French President Nicolas Sarkozy has said that France will withdraw 1,000 troops from its mission in Afghanistan by the end of 2012. The president made the announcement during a surprise visit to Afghanistan.
Sarkozy said the troops would leave by the end of 2012
France will withdraw a quarter of its troops, a total of around 1,000 soldiers, from Afghanistan by the end of 2012, President Nicolas Sarkozy announced during an unannounced five-hour visit to the country on Tuesday.
Sarkozy met Afghan President Hamid Karzai and top US General David Petraeus. He also visited French troops at a base in the district of Sarobi, north of the capital Kabul.
"It's necessary to end the war," he told journalists at a base. "There was never a question of keeping troops in Afghanistan indefinitely."
He said France's remaining soldiers would be concentrated in Kapisa province.
The French leader announced last month that "hundreds" of French troops would leave "by the end of the year, early next year" following the United States' announcement of a limited pullout.
The US, which has the largest contingent of foreign forces in Afghanistan, has announced that all 33,000 "surge" troops will leave by the end of next summer.

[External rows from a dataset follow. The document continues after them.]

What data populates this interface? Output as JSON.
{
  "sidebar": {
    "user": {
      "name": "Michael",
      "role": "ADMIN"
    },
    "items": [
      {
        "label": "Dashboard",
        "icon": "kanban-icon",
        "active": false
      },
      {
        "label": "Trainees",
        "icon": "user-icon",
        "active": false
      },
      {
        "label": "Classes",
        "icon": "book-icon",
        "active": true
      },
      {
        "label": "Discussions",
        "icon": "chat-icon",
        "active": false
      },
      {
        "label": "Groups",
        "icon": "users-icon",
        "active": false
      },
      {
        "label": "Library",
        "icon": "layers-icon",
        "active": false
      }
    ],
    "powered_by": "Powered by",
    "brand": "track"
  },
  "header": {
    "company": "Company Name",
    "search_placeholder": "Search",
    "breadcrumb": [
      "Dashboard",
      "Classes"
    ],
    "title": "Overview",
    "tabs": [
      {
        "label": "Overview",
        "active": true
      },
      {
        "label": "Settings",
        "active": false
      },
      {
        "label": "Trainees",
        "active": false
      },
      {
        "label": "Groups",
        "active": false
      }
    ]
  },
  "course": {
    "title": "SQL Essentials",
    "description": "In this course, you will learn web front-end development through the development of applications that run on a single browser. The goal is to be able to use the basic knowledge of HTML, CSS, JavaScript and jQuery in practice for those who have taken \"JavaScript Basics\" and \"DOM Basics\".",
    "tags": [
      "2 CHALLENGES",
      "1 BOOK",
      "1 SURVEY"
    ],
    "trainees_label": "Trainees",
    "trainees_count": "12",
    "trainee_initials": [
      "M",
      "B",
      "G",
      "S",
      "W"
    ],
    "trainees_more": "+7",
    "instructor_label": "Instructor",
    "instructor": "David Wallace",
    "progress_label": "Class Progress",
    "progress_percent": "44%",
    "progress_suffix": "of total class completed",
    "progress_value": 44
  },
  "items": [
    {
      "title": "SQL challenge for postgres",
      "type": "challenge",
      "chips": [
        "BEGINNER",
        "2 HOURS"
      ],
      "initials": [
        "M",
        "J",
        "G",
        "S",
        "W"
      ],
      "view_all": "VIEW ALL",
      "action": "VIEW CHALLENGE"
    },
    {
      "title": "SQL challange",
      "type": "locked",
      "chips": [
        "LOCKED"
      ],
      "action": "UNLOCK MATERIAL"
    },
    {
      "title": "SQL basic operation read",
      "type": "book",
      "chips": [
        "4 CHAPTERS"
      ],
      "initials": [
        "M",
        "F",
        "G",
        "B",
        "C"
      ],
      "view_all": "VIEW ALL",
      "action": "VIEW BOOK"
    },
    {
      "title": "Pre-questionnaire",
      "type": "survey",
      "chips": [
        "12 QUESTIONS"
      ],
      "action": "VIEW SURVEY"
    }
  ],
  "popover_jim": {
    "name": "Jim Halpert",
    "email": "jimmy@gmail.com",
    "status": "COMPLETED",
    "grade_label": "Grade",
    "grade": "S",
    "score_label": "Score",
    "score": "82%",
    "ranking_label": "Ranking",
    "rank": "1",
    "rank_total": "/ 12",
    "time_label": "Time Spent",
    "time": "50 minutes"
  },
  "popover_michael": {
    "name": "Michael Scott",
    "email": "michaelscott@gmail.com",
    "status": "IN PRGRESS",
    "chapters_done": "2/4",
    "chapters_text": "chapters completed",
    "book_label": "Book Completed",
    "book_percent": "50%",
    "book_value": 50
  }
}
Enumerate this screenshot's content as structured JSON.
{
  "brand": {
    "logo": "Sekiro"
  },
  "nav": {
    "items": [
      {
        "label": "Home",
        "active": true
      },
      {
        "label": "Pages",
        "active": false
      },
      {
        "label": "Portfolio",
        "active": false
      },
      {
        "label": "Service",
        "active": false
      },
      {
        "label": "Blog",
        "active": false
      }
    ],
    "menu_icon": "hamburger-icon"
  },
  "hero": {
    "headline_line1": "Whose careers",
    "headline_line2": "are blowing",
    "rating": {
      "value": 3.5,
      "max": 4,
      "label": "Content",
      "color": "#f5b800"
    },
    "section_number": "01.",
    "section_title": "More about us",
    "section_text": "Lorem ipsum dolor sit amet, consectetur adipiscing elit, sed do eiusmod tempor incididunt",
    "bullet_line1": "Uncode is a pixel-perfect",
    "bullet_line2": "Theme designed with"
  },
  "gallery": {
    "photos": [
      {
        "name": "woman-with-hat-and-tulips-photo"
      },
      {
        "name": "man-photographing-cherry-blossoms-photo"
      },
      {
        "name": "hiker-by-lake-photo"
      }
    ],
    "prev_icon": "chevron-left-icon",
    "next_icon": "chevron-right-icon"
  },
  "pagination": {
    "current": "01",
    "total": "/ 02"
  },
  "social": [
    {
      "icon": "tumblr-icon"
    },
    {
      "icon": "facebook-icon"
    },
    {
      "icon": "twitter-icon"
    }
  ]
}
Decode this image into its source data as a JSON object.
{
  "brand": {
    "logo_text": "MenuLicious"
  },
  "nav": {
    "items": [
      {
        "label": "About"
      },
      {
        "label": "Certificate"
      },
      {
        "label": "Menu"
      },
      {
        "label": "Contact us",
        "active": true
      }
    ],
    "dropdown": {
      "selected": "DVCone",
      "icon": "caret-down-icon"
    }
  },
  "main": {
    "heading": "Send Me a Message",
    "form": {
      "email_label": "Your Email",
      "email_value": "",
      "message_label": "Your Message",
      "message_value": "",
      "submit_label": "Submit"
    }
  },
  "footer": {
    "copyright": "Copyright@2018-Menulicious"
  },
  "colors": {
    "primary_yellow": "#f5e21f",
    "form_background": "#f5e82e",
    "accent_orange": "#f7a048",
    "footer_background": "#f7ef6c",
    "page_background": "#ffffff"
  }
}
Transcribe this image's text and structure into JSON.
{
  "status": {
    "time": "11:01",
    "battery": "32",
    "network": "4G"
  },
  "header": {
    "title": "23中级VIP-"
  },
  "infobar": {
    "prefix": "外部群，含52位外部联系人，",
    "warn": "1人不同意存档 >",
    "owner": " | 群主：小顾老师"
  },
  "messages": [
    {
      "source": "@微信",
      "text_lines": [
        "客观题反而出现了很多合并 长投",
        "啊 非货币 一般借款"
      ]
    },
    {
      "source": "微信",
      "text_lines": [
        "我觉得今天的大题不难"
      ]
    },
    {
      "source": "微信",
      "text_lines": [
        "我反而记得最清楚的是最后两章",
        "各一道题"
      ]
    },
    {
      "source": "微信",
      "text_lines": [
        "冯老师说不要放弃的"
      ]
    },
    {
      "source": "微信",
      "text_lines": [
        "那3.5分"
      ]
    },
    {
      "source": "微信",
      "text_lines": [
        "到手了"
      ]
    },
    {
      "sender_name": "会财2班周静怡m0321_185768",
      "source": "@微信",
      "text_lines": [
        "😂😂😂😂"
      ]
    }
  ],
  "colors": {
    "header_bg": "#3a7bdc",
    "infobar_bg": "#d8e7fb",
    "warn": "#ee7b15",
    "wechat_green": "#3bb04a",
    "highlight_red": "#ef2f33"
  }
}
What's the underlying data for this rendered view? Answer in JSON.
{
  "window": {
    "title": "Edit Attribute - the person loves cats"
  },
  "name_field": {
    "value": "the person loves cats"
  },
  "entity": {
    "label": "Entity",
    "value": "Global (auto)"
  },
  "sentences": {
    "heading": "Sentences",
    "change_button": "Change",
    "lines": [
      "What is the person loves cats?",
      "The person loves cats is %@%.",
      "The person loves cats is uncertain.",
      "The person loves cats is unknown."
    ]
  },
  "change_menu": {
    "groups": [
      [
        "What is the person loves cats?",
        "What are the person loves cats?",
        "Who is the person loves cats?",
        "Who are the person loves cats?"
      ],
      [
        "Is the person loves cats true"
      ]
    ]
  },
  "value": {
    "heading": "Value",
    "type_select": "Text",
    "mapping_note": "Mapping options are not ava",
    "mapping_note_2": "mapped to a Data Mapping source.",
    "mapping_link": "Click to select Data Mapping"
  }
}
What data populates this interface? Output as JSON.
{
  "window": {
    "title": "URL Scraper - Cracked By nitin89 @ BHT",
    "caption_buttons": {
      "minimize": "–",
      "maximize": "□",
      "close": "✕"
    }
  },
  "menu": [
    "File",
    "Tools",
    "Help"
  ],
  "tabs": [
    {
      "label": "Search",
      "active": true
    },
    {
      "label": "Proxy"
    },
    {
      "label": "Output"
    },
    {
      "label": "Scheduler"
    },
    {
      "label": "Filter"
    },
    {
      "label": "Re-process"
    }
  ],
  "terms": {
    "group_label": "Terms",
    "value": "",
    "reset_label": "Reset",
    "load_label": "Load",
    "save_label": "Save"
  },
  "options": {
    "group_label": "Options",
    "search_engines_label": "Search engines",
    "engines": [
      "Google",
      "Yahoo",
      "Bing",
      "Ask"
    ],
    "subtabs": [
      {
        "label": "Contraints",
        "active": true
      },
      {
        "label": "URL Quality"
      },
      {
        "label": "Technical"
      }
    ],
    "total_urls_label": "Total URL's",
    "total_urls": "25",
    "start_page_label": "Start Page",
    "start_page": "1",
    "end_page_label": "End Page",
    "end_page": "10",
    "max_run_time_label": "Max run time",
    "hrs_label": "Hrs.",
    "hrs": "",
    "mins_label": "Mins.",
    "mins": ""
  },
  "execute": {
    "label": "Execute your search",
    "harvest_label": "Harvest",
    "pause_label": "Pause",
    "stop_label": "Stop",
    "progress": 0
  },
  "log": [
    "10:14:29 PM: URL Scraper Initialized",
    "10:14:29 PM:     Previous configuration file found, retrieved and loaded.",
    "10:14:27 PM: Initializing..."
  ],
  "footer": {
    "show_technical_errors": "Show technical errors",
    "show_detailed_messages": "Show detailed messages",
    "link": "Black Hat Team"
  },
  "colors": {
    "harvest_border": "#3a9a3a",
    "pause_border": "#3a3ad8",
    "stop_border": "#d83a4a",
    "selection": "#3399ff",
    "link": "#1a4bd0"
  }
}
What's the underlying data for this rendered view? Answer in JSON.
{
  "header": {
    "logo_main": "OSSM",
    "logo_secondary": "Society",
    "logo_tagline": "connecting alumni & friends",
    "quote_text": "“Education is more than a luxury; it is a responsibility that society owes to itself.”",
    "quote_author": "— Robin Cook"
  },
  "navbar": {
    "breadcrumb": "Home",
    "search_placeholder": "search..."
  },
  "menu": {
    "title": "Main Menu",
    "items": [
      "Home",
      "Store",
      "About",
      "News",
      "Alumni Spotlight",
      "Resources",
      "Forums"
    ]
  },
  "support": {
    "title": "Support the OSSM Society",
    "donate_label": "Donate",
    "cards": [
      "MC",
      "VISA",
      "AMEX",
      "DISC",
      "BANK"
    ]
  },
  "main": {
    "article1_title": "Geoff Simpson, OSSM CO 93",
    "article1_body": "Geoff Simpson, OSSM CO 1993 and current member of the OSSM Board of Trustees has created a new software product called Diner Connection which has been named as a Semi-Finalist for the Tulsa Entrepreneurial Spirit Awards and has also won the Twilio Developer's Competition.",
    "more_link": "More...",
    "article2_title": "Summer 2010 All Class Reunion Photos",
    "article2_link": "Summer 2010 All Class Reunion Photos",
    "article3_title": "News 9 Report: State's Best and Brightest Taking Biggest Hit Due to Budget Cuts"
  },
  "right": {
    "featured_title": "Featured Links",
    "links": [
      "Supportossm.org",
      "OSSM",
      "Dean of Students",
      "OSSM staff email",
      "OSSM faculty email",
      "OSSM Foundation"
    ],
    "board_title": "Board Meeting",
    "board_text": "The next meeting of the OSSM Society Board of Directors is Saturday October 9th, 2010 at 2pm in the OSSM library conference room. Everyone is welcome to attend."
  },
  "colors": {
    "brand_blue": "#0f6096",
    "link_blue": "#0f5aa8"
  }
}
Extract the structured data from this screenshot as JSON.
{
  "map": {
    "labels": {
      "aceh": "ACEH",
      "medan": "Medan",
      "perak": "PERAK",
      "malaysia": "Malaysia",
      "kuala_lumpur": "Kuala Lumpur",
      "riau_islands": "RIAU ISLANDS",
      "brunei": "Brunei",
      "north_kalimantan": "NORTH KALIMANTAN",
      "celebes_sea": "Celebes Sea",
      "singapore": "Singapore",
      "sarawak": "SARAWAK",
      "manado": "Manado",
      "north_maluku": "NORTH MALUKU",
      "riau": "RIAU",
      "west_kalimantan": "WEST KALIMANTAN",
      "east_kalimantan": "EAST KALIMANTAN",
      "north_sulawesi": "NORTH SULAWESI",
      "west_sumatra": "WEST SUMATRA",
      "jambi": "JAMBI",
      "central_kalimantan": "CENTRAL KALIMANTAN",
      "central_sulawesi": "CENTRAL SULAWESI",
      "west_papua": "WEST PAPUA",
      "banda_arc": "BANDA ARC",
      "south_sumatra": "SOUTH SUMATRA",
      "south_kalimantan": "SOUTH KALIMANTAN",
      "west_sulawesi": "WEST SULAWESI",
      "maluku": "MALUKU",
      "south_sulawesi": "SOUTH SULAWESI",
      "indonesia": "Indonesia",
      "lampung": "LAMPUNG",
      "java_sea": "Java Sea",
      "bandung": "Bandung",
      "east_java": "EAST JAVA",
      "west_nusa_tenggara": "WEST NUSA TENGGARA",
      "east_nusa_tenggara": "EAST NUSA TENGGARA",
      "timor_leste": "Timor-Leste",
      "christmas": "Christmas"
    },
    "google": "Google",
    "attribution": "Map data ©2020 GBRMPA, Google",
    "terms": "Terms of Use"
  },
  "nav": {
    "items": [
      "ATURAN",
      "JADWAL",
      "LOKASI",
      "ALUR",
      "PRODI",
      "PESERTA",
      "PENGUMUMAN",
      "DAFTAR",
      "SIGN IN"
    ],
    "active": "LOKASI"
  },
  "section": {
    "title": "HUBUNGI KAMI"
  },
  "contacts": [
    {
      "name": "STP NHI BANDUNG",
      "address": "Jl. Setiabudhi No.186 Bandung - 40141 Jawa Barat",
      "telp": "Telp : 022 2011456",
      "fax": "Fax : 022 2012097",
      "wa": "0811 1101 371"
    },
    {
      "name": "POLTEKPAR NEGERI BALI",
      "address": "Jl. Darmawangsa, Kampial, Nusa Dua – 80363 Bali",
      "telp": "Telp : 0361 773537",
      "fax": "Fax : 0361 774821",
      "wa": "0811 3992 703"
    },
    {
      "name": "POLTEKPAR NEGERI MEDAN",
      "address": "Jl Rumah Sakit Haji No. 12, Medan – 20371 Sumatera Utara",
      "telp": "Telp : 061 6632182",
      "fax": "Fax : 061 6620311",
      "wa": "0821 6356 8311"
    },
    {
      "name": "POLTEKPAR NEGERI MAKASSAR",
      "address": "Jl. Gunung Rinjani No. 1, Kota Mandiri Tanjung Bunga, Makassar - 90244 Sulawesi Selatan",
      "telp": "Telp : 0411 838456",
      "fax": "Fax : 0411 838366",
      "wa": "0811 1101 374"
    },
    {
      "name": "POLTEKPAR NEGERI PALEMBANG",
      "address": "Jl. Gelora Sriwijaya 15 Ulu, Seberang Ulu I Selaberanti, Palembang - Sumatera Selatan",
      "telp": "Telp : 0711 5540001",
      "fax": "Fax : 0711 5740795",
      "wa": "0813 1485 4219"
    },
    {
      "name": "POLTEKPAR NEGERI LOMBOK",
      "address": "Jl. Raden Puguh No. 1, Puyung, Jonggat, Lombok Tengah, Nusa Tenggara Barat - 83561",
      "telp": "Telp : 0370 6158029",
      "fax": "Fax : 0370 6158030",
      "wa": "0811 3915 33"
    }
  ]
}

French soldiers have been involved in the US and NATO-led Afghanistan operation since 2001 and France has lost 64 soldiers from its 4,000-strong contingent. On Monday, a soldier was killed by an accidental shot from his own camp in Kapisa.
The early pullout could give Sarkozy a boost ahead of the April 2012 presidential election, where he faces a tough battle from the leftwing opposition to win a second term.
An opinion poll after the US killing of former al-Qaeda leader Osama bin Laden in May showed more than half of French people support a withdrawal.
Author: Joanna Impey (AFP, dpa, Reuters)
Editor: Nancy Isenson
The euroskeptic Alternative for Germany party has seen a spate of attacks against its branches across the country. The violence comes after controversial statements about refugees from party leader Frauke Petry.
People are leaving Iraq's autonomous Kurdistan en masse. The reasons range from the rise of the "Islamic State" to issues as relatively mundane as the economy. Birgit Svensson reports from Irbil.
Discussion about the human plight of international conflicts was dominated by calls to consider military intervention as a last resort in places such as Syria. Sunday was the final day of the Munich Security Conference.
Scooter have a new album out. PopXport catches up with the eurodance veterans at a performance in Finland. Plus, we look back at Vesperia at the Wacken Metal Battle and bum around Berlin with rapper Prinz Pi.